Provided data ->

■ ■ ■ ■ ■

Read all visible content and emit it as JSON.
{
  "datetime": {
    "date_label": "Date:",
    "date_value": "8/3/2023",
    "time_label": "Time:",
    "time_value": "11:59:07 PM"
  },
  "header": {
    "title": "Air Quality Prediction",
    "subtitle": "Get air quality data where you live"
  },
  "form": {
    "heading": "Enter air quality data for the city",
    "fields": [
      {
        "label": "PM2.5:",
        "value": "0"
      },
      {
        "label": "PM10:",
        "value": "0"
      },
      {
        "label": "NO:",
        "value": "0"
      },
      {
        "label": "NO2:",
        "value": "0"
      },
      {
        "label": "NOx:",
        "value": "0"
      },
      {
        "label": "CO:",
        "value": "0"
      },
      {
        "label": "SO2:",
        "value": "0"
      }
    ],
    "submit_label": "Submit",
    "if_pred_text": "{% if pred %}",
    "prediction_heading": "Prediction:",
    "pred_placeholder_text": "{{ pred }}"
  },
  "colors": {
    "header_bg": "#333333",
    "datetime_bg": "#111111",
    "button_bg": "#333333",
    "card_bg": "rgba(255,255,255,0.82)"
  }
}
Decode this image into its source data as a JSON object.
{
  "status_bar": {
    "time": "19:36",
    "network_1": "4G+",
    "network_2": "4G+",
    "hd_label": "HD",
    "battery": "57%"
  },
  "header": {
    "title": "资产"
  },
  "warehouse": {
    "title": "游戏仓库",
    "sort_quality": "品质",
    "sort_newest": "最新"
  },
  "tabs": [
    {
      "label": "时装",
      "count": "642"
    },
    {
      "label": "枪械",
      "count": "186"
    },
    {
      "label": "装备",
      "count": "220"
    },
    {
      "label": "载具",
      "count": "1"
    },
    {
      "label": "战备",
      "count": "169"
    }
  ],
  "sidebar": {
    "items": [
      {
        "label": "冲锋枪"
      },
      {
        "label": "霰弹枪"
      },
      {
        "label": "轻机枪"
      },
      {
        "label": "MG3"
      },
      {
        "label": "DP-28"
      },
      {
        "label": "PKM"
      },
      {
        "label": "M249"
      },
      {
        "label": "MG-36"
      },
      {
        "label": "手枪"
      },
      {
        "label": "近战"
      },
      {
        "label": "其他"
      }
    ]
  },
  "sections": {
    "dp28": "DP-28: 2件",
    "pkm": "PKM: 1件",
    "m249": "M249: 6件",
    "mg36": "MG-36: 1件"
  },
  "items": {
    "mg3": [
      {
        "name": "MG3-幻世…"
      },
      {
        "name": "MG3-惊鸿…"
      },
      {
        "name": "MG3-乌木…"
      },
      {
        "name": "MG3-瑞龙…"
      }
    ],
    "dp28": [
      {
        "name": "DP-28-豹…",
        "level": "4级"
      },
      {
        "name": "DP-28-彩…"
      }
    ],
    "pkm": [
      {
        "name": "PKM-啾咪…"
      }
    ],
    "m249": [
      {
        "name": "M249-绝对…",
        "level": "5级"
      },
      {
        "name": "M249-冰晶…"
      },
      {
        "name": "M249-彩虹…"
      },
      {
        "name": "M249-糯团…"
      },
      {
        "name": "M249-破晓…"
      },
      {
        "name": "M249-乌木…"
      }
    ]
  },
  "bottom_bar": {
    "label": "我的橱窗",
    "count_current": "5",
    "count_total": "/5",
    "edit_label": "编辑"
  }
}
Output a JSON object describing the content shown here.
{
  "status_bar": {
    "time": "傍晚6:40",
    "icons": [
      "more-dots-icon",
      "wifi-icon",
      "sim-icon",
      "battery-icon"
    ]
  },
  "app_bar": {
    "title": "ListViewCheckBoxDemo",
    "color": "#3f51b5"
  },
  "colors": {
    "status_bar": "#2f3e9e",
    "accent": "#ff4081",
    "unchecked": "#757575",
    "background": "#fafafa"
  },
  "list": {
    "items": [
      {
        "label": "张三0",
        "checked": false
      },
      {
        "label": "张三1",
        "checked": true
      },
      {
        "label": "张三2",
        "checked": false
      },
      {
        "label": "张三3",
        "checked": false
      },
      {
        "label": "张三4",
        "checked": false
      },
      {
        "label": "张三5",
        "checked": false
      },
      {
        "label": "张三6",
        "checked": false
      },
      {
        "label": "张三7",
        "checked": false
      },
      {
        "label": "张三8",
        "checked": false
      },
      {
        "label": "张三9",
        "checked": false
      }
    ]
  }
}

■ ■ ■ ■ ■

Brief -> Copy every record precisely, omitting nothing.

Reply ->
Read all visible content and emit it as JSON.
{
  "datetime": {
    "date_label": "Date:",
    "date_value": "8/3/2023",
    "time_label": "Time:",
    "time_value": "11:59:07 PM"
  },
  "header": {
    "title": "Air Quality Prediction",
    "subtitle": "Get air quality data where you live"
  },
  "form": {
    "heading": "Enter air quality data for the city",
    "fields": [
      {
        "label": "PM2.5:",
        "value": "0"
      },
      {
        "label": "PM10:",
        "value": "0"
      },
      {
        "label": "NO:",
        "value": "0"
      },
      {
        "label": "NO2:",
        "value": "0"
      },
      {
        "label": "NOx:",
        "value": "0"
      },
      {
        "label": "CO:",
        "value": "0"
      },
      {
        "label": "SO2:",
        "value": "0"
      }
    ],
    "submit_label": "Submit",
    "if_pred_text": "{% if pred %}",
    "prediction_heading": "Prediction:",
    "pred_placeholder_text": "{{ pred }}"
  },
  "colors": {
    "header_bg": "#333333",
    "datetime_bg": "#111111",
    "button_bg": "#333333",
    "card_bg": "rgba(255,255,255,0.82)"
  }
}
Decode this image into its source data as a JSON object.
{
  "status_bar": {
    "time": "19:36",
    "network_1": "4G+",
    "network_2": "4G+",
    "hd_label": "HD",
    "battery": "57%"
  },
  "header": {
    "title": "资产"
  },
  "warehouse": {
    "title": "游戏仓库",
    "sort_quality": "品质",
    "sort_newest": "最新"
  },
  "tabs": [
    {
      "label": "时装",
      "count": "642"
    },
    {
      "label": "枪械",
      "count": "186"
    },
    {
      "label": "装备",
      "count": "220"
    },
    {
      "label": "载具",
      "count": "1"
    },
    {
      "label": "战备",
      "count": "169"
    }
  ],
  "sidebar": {
    "items": [
      {
        "label": "冲锋枪"
      },
      {
        "label": "霰弹枪"
      },
      {
        "label": "轻机枪"
      },
      {
        "label": "MG3"
      },
      {
        "label": "DP-28"
      },
      {
        "label": "PKM"
      },
      {
        "label": "M249"
      },
      {
        "label": "MG-36"
      },
      {
        "label": "手枪"
      },
      {
        "label": "近战"
      },
      {
        "label": "其他"
      }
    ]
  },
  "sections": {
    "dp28": "DP-28: 2件",
    "pkm": "PKM: 1件",
    "m249": "M249: 6件",
    "mg36": "MG-36: 1件"
  },
  "items": {
    "mg3": [
      {
        "name": "MG3-幻世…"
      },
      {
        "name": "MG3-惊鸿…"
      },
      {
        "name": "MG3-乌木…"
      },
      {
        "name": "MG3-瑞龙…"
      }
    ],
    "dp28": [
      {
        "name": "DP-28-豹…",
        "level": "4级"
      },
      {
        "name": "DP-28-彩…"
      }
    ],
    "pkm": [
      {
        "name": "PKM-啾咪…"
      }
    ],
    "m249": [
      {
        "name": "M249-绝对…",
        "level": "5级"
      },
      {
        "name": "M249-冰晶…"
      },
      {
        "name": "M249-彩虹…"
      },
      {
        "name": "M249-糯团…"
      },
      {
        "name": "M249-破晓…"
      },
      {
        "name": "M249-乌木…"
      }
    ]
  },
  "bottom_bar": {
    "label": "我的橱窗",
    "count_current": "5",
    "count_total": "/5",
    "edit_label": "编辑"
  }
}
Output a JSON object describing the content shown here.
{
  "status_bar": {
    "time": "傍晚6:40",
    "icons": [
      "more-dots-icon",
      "wifi-icon",
      "sim-icon",
      "battery-icon"
    ]
  },
  "app_bar": {
    "title": "ListViewCheckBoxDemo",
    "color": "#3f51b5"
  },
  "colors": {
    "status_bar": "#2f3e9e",
    "accent": "#ff4081",
    "unchecked": "#757575",
    "background": "#fafafa"
  },
  "list": {
    "items": [
      {
        "label": "张三0",
        "checked": false
      },
      {
        "label": "张三1",
        "checked": true
      },
      {
        "label": "张三2",
        "checked": false
      },
      {
        "label": "张三3",
        "checked": false
      },
      {
        "label": "张三4",
        "checked": false
      },
      {
        "label": "张三5",
        "checked": false
      },
      {
        "label": "张三6",
        "checked": false
      },
      {
        "label": "张三7",
        "checked": false
      },
      {
        "label": "张三8",
        "checked": false
      },
      {
        "label": "张三9",
        "checked": false
      }
    ]
  }
}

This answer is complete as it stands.